Some industry officials point out that phasing out older cars too fast would lead to a shortage that might curtail the surging production of oil from the Bakken. The new standard would apply to cars built after Oct. 1, 2015.
The new rules would classify any train with more than 20 tank cars carrying crude oil as a “high-hazard flammable train.” Regulators are seeking public comment on new speed limits for those trains, including whether to set up 40 miles-per-hour restrictions in urban areas with more than 100,000 people.
The Transportation Department is also working on separate rules that would require shippers to set up a comprehensive emergency oil-response spill plan.
The new rules require railroads to select the route posing “the least overall safety and security risk” when transporting oil by using the same analysis they perform when transporting other types of hazardous, toxic or radioactive material. This requirement had been part of the voluntary set of measures that railroads had agreed to undertake this year. The new rules, however, do not address what critics perceive is the industry’s opacity when picking a specific route for its shipments or the lack of information that railroads provided to local authorities.
Senator Ron Wyden, Democrat of Oregon, said the Transportation Department should further strengthen provisions to notify emergency medical workers and local authorities for oil trains moving through their communities. Shippers are asked to give monthly assessments to state emergency response officials. “The failure to broaden notification requirements is especially baffling,” he said in a statement.
Federal regulators have acknowledged the high level of risk associated with these oil trains. Federal inspectors have tested Bakken crude and concluded that it was “on the high end of volatility” compared with other types of crude oils, Mr. Foxx said.
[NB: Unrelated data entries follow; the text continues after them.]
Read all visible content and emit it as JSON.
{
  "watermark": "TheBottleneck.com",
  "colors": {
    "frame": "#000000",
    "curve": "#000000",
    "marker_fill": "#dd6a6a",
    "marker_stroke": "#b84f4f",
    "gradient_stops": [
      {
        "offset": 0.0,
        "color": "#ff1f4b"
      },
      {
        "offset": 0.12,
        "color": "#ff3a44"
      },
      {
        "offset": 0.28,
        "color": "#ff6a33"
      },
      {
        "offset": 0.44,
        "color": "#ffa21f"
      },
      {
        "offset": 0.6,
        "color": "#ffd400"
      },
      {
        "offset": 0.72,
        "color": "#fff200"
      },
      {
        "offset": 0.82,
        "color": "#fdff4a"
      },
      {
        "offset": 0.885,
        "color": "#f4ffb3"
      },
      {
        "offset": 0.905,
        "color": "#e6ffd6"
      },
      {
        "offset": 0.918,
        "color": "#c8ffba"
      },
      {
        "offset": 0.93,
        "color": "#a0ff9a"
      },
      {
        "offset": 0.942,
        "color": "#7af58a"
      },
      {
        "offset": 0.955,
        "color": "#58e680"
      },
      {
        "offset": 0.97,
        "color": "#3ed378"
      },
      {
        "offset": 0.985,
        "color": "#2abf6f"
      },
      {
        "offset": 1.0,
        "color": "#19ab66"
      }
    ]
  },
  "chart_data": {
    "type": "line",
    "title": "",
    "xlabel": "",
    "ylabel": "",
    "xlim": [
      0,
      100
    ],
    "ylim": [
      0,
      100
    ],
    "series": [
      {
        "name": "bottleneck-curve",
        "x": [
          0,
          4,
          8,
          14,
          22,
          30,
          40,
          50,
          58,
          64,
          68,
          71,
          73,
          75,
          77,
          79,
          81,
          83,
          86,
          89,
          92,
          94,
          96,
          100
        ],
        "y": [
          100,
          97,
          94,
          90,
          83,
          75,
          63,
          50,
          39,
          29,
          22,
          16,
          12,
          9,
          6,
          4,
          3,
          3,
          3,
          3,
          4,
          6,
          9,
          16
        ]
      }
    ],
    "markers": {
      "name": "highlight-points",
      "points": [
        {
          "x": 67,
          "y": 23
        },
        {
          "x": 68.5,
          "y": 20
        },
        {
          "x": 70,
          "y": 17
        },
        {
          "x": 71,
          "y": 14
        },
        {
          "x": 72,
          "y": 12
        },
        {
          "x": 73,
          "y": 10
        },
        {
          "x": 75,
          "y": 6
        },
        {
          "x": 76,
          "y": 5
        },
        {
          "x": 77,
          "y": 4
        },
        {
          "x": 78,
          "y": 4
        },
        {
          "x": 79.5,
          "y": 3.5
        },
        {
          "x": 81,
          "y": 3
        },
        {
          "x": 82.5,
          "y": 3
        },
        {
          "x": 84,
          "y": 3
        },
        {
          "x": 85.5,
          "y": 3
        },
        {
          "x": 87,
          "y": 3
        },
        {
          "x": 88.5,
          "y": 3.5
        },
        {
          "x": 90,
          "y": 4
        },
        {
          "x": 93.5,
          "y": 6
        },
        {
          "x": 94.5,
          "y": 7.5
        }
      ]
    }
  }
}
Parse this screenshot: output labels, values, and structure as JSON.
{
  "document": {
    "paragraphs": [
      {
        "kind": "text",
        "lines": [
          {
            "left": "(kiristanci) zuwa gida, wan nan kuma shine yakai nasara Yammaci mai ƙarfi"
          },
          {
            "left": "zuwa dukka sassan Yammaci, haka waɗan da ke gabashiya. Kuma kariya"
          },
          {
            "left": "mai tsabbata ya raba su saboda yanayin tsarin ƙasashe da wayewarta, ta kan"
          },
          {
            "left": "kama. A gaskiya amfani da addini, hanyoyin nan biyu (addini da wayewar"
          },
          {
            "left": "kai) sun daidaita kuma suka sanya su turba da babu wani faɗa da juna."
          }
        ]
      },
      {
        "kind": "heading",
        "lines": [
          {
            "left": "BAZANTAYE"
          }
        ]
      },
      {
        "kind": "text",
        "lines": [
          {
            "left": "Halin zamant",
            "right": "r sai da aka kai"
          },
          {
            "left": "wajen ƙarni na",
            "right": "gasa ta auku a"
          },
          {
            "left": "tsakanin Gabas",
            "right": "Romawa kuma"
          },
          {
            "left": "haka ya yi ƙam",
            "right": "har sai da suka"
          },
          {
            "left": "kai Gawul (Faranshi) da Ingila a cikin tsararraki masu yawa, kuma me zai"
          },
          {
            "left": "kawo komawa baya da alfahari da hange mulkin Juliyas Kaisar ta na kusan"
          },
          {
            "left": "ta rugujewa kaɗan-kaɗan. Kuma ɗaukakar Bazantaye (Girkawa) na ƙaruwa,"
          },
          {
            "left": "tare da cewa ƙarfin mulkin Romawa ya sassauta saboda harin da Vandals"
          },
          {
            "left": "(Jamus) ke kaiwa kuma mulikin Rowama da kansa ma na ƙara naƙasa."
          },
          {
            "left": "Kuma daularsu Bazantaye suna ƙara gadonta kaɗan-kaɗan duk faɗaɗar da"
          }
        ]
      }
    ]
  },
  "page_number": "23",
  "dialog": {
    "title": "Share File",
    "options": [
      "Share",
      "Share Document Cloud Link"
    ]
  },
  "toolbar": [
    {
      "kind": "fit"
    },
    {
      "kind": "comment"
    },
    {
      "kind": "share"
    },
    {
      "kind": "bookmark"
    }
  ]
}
This means it has a higher gas content, higher vapor pressure and a lower flash point and boiling point than other types of oils, making it more flammable.
This assertion drew a sharp denial from the American Petroleum Institute, the industry’s trade group. It said: “The best science and data do not support recent speculation that crude oil from the Bakken presents greater than normal transportation risks. DOT needs to get this right and make sure that its regulations are grounded in facts and sound science, not speculation.”